This world is not a vale of sorrows if you will recognize discriminatingly what is truly excellent in it; and if you will avail yourself of it for mutual happiness ad well being. Therefore, let us explain as possible, and particularly at the departure from life, that we base our faith on firm foundations, on Truth for putting into action our ideas which do not depend on fables and ideas which science has long ago proven as false.
We also wish knowledge, goodness, sympathy, mercy, wisdom, justice and truthfulness. We also strive for and venerate all of those attributes from which the fantasy of man has created a God. We also strive for the virtues of temperance, industriousness, friendship, and peace. We believe in pure ideas based on truth and justice.
Therefore, however, we do not believe, cannot believe, that a thinking being existed for millions and millions of years, and eventually and finally out of nothing – through a word- created this world, or rather this earth with its firmament, its sun and moon and stars.

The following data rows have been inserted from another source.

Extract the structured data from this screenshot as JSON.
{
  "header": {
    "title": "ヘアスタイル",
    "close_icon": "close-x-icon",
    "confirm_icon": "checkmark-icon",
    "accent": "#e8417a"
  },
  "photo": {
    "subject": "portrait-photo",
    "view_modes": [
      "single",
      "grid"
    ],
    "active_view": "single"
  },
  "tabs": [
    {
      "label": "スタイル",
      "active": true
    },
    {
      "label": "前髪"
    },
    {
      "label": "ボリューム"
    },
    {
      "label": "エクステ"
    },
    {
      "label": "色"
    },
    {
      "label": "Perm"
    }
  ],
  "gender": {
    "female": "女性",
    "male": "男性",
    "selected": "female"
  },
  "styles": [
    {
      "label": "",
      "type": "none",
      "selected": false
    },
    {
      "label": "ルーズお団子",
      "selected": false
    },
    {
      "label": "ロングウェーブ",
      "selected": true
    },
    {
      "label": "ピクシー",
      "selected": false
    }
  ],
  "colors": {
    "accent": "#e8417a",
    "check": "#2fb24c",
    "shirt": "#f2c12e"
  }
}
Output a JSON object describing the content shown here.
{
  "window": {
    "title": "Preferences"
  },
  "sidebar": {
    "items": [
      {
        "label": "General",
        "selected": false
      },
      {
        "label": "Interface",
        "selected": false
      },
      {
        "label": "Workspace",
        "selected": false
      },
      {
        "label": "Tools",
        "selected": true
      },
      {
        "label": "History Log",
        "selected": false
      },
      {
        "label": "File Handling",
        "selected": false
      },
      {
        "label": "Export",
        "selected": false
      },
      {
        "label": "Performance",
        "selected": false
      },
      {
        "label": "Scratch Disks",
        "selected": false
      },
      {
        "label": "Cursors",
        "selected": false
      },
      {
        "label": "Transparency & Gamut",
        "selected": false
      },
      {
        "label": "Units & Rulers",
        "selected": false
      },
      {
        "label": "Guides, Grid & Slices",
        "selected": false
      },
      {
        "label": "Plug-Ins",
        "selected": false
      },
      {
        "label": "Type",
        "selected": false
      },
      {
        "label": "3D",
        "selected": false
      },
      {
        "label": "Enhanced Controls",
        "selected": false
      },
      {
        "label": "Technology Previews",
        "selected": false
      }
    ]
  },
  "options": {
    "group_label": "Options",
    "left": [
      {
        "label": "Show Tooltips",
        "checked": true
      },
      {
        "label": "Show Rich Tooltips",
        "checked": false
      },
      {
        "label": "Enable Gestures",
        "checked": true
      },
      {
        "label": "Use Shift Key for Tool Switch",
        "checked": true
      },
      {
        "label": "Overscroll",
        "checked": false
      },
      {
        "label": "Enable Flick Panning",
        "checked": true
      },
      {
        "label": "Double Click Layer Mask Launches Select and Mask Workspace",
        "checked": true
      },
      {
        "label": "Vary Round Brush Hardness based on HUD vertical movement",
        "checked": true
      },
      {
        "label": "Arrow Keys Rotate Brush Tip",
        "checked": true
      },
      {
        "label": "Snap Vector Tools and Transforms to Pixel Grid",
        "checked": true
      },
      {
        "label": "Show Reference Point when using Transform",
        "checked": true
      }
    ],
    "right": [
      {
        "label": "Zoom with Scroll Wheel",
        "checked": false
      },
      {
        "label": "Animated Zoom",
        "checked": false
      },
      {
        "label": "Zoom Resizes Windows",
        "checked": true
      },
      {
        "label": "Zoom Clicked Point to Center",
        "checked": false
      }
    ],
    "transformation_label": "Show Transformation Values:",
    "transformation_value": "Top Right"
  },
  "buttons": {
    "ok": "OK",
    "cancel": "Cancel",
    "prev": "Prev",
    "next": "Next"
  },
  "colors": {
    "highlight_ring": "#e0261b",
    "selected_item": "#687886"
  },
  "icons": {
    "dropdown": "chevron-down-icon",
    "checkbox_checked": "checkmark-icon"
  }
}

We cannot believe that this being formed a human being from clay and breathed into it an immortal soul, and then allowed this human being to procreate millions, and then delivered them all into unspeakable misery, wretchedness and pain for all eternity. Nor can we believe that the descendants of one or two human beings will inevitably become sinners; nor do we believe that through the criminal executions of an innocent one may we be redeemed.

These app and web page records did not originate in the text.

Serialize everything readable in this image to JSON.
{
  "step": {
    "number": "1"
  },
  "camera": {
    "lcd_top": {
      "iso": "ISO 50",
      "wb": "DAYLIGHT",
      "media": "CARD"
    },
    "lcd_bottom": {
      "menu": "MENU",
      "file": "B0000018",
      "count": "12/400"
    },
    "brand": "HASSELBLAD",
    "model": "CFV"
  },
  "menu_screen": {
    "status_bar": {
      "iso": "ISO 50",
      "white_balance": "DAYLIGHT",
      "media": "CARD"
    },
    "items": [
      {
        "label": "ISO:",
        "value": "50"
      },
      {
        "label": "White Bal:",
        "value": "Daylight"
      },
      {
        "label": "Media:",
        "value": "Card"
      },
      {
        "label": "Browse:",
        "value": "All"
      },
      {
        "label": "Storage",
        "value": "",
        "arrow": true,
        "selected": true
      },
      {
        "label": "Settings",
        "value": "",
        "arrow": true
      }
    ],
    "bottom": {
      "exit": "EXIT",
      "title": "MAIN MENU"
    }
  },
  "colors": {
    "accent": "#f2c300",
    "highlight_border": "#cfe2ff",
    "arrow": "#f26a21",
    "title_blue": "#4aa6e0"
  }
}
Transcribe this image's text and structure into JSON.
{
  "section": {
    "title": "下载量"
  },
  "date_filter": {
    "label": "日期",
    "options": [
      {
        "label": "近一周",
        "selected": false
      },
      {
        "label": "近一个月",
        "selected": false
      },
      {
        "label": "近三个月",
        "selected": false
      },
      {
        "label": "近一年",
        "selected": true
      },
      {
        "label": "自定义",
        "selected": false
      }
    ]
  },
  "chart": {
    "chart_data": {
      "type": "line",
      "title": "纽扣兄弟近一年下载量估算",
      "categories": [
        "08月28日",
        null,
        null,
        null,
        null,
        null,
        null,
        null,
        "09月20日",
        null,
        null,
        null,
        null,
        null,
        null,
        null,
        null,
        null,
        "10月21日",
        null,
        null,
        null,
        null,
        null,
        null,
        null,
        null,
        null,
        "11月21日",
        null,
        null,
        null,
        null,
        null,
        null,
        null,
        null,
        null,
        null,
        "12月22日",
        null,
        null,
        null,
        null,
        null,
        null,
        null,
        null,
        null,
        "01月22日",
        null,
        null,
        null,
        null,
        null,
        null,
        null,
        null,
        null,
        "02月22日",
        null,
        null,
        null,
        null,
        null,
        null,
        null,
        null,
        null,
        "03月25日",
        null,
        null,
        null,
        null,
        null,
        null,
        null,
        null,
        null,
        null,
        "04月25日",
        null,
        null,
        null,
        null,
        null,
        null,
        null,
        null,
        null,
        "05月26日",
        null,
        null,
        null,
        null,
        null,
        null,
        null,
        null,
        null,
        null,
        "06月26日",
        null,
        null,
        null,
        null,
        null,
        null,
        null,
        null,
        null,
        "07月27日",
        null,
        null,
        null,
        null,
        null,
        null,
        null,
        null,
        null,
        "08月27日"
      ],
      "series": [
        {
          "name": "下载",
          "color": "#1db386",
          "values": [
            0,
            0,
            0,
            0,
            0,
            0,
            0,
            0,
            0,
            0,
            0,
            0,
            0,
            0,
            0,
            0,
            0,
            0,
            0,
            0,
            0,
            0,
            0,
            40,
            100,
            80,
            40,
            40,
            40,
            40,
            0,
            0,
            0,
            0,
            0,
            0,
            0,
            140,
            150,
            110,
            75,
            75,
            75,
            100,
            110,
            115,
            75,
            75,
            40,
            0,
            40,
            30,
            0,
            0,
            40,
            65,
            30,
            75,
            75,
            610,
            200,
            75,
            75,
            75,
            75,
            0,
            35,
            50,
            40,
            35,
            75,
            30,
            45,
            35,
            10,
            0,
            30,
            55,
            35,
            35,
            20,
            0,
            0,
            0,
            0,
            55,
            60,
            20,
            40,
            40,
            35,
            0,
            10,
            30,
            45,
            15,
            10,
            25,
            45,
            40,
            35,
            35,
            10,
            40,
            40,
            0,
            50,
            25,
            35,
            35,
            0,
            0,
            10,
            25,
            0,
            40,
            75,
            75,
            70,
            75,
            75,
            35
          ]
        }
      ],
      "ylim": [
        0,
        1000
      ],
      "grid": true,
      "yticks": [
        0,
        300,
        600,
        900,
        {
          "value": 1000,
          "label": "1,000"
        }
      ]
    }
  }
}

Quoting Bertrand Russell famous declaration that in case he met god, he would say to him, “Sir, you did not give us enough information” that he would, “All the same, Sir, I’m not persuaded that we did the best we could with the information we had. Toward the end there, anyway, we had tons of information.”
On the White House prayer breakfasts (and now we have our own version of national prayer days) he writes the
lethal ingredient in those breakfasts wasn’t prayer. It was a virulent new strain of hypocrisy which did everyone in.
And I agree with him when he writes
I don’t think anybody ever dreaded hell as much as most of us dread the contempt of our fellow men.
To end this already long post, I will add one last thing, about community. He says if you are going to be a leader with a mission to help us find an amazing future, then you should consider helping us find an intelligent and imaginative way back to some of the more humane and comforting institutions of the past. Say extended families for example. He argues the nuclear family doesn’t provide nearly enough companionship.
So, my friends, go and be lonesome no more.
Happy weekend everyone.
and while we are still here, I hope no one who reads this blog also believes in this
On human purpose.
This chapter could have been titled C. S Lewis and nothing would have been lost.
It starts by the story of a woman, Jennifer Fulwiler, who had grown up atheist and when she had her first baby, she, in her own words,
I looked down and thought: What is this baby? And I thought, well, from a pure atheist, materialist perspective he is a randomly evolved collection of chemical reactions. And I realized if that’s true then all the love that I feel for him is nothing more than chemical reactions in our brain. And I looked down at him and I thought: that’s not true. It’s not the truth.
It is possible that there are people who look at life this way. They see a beautiful painting and say what is this but random brush strokes on a fabric on and on, which would be one correct way of looking at the painting or the baby in this case. But the baby or even painting, can be looked at as a labour of love.
I said the alternate title of this chapter is C.S Lewis because Justin can’t help himself from referring to him in almost every page. Lewis’ conversion to Christianity and his works in defense of that faith such mere Christianity are quoted as evidence that without god, our lives have no purpose, no meaning no value.
Justin tells us life only has meaning if you believe in Jesus. We will get to the question of Jesus later. For our purposes, I will just say it seems there are billions in the world whose lives have no meaning because they are not Christians.